Windows are one of the most important parts of a building. They don’t hold it up, true, but most buildings without them are bleak. While serving a purpose, windows also showcase the character and architectural craft of a structure.
In Dublin, many tours groups gather in front of the Central Bank of Ireland.
Hi everyone! My name is Claire and I’m a senior at Virginia Commonwealth University planning on graduating in Spring 2017. I have a double major here, Mass Communications concentrating in Public Relations and Gender, Sexuality, & Women’s studies. I also added a Business minor recently, you know, just for the fun of it. Similar to most Mass Communications majors I’m a pretty big social media nerd. I’m on Twitter, Instagram, Facebook, and Snapchat the most frequently.
Outside of class work my passions lie in photography, volunteering in the community, and going on adventures with my dog. I first got into photography with a tiny film camera I used to take with me everywhere as a kid. Once I got my first digital camera I started to realize I could take pictures that actually looked good (!!!) by playing with settings and point of view. After taking a dark room class and then buying my first DSLR the rest was history. Now, I do some paid photo shoots here and there and I bring my camera to most cool places I go but am thankful for phone cameras getting better to fill in the gaps.
I’m living off campus for the first time next year because I recently completed the VCU ASPiRE program. I made sure the place I’m living is animal friendly and decided to adopt my own dog this summer. I grew up with dogs so the day I adopted my very own was always something I thought about. My dog’s name is Hobie, he’s about a year old and I’ve had him for a little over a month. He doesn’t know it yet based on this cute face but he’s going to be really sad when I disappear for two weeks to go to Ireland.

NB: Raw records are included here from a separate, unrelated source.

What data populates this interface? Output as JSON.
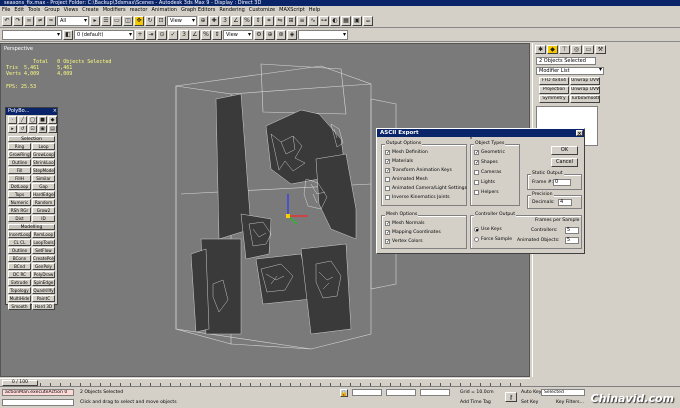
{
  "app": {
    "title": "seasons_fix.max - Project Folder: C:\\Backup\\3dsmax\\Scenes - Autodesk 3ds Max 9 - Display : Direct 3D"
  },
  "menu": [
    "File",
    "Edit",
    "Tools",
    "Group",
    "Views",
    "Create",
    "Modifiers",
    "reactor",
    "Animation",
    "Graph Editors",
    "Rendering",
    "Customize",
    "MAXScript",
    "Help"
  ],
  "toolbar": {
    "filter_select": "All",
    "view_select": "View",
    "layer_select": "0 (default)",
    "view_select_2": "View"
  },
  "viewport": {
    "label": "Perspective",
    "stats": "         Total   0 Objects Selected\nTris  5,461      5,461\nVerts 4,009      4,009",
    "fps": "FPS:  25.53"
  },
  "command_panel": {
    "object_field": "2 Objects Selected",
    "modifier_list": "Modifier List",
    "buttons": [
      "FFD 4x4x4",
      "Unwrap UVW",
      "Projection",
      "Unwrap UVW",
      "Symmetry",
      "TurboSmooth"
    ]
  },
  "polyboost": {
    "title": "PolyBo...",
    "selection_header": "Selection",
    "selection_buttons": [
      "Ring",
      "Loop",
      "GrowRing",
      "GrowLoop",
      "Outline",
      "ShrinkLoop",
      "Fill",
      "FillH",
      "StepMode",
      "Similar",
      "DotLoop",
      "Gap",
      "Tops",
      "HardEdges",
      "Numeric",
      "Random",
      "RSh",
      "RGr",
      "Grow2",
      "Dist",
      "ID"
    ],
    "modelling_header": "Modelling",
    "modelling_buttons": [
      "InsertLoop",
      "RemLoop",
      "CL",
      "CL",
      "LoopTools",
      "Outline",
      "SetFlow",
      "BConn",
      "CreatePoly",
      "BCnd",
      "GenPoly",
      "DC",
      "RC",
      "PolyDraw",
      "Extrude",
      "SpinEdge",
      "Topology",
      "QuadrilIfy",
      "MultiHide",
      "PaintC",
      "Smooth",
      "Hard",
      "3D"
    ]
  },
  "dialog": {
    "title": "ASCII Export",
    "output_options_label": "Output Options",
    "output_options": [
      {
        "label": "Mesh Definition",
        "checked": true
      },
      {
        "label": "Materials",
        "checked": true
      },
      {
        "label": "Transform Animation Keys",
        "checked": true
      },
      {
        "label": "Animated Mesh",
        "checked": false
      },
      {
        "label": "Animated Camera/Light Settings",
        "checked": false
      },
      {
        "label": "Inverse Kinematics Joints",
        "checked": false
      }
    ],
    "object_types_label": "Object Types",
    "object_types": [
      {
        "label": "Geometric",
        "checked": true
      },
      {
        "label": "Shapes",
        "checked": true
      },
      {
        "label": "Cameras",
        "checked": false
      },
      {
        "label": "Lights",
        "checked": false
      },
      {
        "label": "Helpers",
        "checked": false
      }
    ],
    "ok": "OK",
    "cancel": "Cancel",
    "static_output_label": "Static Output",
    "frame_label": "Frame #:",
    "frame_value": "0",
    "precision_label": "Precision",
    "decimals_label": "Decimals:",
    "decimals_value": "4",
    "mesh_options_label": "Mesh Options",
    "mesh_options": [
      {
        "label": "Mesh Normals",
        "checked": true
      },
      {
        "label": "Mapping Coordinates",
        "checked": true
      },
      {
        "label": "Vertex Colors",
        "checked": true
      }
    ],
    "controller_output_label": "Controller Output",
    "use_keys": "Use Keys",
    "force_sample": "Force Sample",
    "frames_per_sample_label": "Frames per Sample",
    "controllers_label": "Controllers:",
    "controllers_value": "5",
    "animated_objects_label": "Animated Objects:",
    "animated_objects_value": "5"
  },
  "timeslider": {
    "position": "0 / 100"
  },
  "status": {
    "script_field": "actionMan.executeAction 0",
    "selection": "2 Objects Selected",
    "prompt": "Click and drag to select and move objects",
    "grid": "Grid = 10.0cm",
    "add_time_tag": "Add Time Tag",
    "auto_key": "Auto Key",
    "set_key": "Set Key",
    "selected_dropdown": "Selected",
    "key_filters": "Key Filters..."
  },
  "watermark": "Chinavid.com"
}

Even as I’m preparing for this trip it still doesn’t feel real! The farthest I’ve ever been from Virginia is Wisconson. One of the coolest parts about getting ready for this trip is talking to my grandma about it. She’s so incredibly excited for me because I have this opportunity that she never did. She knows that all of her grandparents were from Ireland and specifically that one of her grandfathers was moved to England during the potato famine. He eventually came to the United States seeking religious freedom, being Irish Catholics. My grandma, still a devout Irish Catholic, was never able to visit Ireland and now at 85 is able to see it through my pictures, video, and personal experience. She’ll surely be reading this blog! Hi Nana! Here’s a video of me talking to her about her Irish roots.
— Claire LeFew (@clairelefew) June 16, 2016